By the time he woke up, he had figured out how to shape the fire, so rather than tell his mother the precious good news, he walked a delightfully clumsy starburst of an animal across her path. He said it was a fox. She said it was a little monster with three legs and a second head where its tail should have been. They both grinned at each other.
I wonder if the lighthouse keeper feels lost, even though he’s the one standing still with all his memories from daylight assuring him he’s still perched on the side of that cliff with the water always beneath him and the old town two miles down the hill behind him. I don’t imagine he sees very far out the windows, with that one running light over his head turning the whole length of night midnight-dark in contrast.
I wonder how lost the ship captain feels, always moving, but the familiar ocean always close enough to trade spit shots. He’s always perfectly centered between the equidistant edges of the horizon, with all the room he needs for his head as he stands under the domed sky. Starlight isn’t that bright, but it likes to keep nights gray beneath it.
As quietly as the two men were speaking, he still heard them, and he was sure they didn’t care. Galen finished pulling his jacket over his shoulders and straightened his sleeves. It had been too warm below decks, but here it was just cold enough to want to button it up tight to his chest while it kept most of his still-waking rigging squad at the bottom of the ladder. Galen pulled his collar high against the back of his neck and risked a short glance behind him at Alrein and Danic, his squad leader and the Watch Commander. If they had wanted to cover their voices, they should have waited until the others dared the cold.
“He’s early,” Danic murmured.
“A little too stupid to take sleep when he can, I think,” Alrein murmured in return.
Danic snorted. It was a deep sound, coming from him. “He’s too stupid for a lot of things, I think.”
On the ocean, a storm rolled the world under its palm like so much clay, shaping it into something flashing bright and alive. It pulled the waves up by their backs and threw them where it pleased. It tore the stars out of the sky at night, and grayed out the sun during the day, replacing them both with ice-white cracks of lightning. It turned the air to something fiercer that touched skin with electrified fingers. It poured rain over everything, until there was no air to be felt. The storm twisted and shook and bit and blew and ruled everything in its sight.
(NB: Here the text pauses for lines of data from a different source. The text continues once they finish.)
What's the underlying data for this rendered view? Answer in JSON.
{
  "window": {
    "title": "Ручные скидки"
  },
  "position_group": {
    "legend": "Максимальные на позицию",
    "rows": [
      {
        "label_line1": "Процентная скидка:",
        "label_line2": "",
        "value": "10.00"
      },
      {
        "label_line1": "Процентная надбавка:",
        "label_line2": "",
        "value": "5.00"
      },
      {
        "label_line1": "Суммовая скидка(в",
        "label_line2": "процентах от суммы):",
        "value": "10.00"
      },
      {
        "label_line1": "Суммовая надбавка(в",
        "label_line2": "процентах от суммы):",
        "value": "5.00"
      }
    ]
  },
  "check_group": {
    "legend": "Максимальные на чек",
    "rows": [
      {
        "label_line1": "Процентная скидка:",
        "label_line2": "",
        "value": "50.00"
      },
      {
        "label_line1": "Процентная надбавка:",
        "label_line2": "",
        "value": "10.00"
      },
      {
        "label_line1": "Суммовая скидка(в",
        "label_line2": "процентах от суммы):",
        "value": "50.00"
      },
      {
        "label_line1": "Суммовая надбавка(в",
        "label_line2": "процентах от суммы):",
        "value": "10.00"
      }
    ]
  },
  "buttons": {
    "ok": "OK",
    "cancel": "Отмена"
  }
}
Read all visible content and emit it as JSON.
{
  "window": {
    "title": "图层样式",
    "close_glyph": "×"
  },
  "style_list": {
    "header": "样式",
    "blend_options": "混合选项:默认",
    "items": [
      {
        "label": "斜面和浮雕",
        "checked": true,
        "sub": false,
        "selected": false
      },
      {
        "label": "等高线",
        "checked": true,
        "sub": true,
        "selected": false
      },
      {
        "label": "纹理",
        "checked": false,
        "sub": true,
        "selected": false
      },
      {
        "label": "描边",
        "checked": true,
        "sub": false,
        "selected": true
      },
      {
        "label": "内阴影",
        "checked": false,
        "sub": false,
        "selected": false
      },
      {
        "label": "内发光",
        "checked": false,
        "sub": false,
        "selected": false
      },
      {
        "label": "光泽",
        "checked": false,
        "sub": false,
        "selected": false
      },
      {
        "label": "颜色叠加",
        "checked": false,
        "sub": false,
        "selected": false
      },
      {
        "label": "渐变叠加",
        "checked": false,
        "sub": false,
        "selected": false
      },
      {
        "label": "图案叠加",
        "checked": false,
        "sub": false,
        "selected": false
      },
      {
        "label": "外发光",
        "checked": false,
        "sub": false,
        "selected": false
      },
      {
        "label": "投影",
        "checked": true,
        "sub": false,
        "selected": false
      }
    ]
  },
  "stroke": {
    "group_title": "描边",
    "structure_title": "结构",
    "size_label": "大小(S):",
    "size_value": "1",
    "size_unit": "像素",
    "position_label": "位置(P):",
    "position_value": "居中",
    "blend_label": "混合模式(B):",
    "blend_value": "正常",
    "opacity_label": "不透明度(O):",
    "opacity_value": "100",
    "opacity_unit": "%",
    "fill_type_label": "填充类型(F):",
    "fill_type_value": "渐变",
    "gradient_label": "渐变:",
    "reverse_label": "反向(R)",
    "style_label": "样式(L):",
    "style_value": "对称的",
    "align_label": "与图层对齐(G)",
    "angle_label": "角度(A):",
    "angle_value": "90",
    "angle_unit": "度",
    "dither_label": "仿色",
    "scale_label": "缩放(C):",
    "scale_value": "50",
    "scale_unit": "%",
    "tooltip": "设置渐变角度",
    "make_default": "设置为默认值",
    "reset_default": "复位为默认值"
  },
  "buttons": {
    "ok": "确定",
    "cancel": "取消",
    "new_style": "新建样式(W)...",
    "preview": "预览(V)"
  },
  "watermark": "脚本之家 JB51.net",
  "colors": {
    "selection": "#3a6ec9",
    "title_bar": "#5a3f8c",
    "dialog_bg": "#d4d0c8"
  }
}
Cerena had been raised on an ocean. When she was very small, her father locked her in the cabin below and she listen to the laughing storm from a dry corner, with her back to the wall and her foot braced against her bunk. As soon as she was big enough to haul line, she’d stayed on deck, clinging to the rail or the stays or deck itself as the ship pitched in the rioting air.
Axelle’s new wristband chaffed, all the harder to ignore because she hadn’t expected to need one so soon. She’d just had it replaced five months ago, and the leather had finally settled comfortably onto the shape of her arm. But it had a symbol on it – her symbol, she couldn’t help thinking – the Demiai fish circling each other, fins spread in the dance, and the court had determined the blank wristband suited her better.
It suited her like lead scales suited a fish, and she was drowning under it.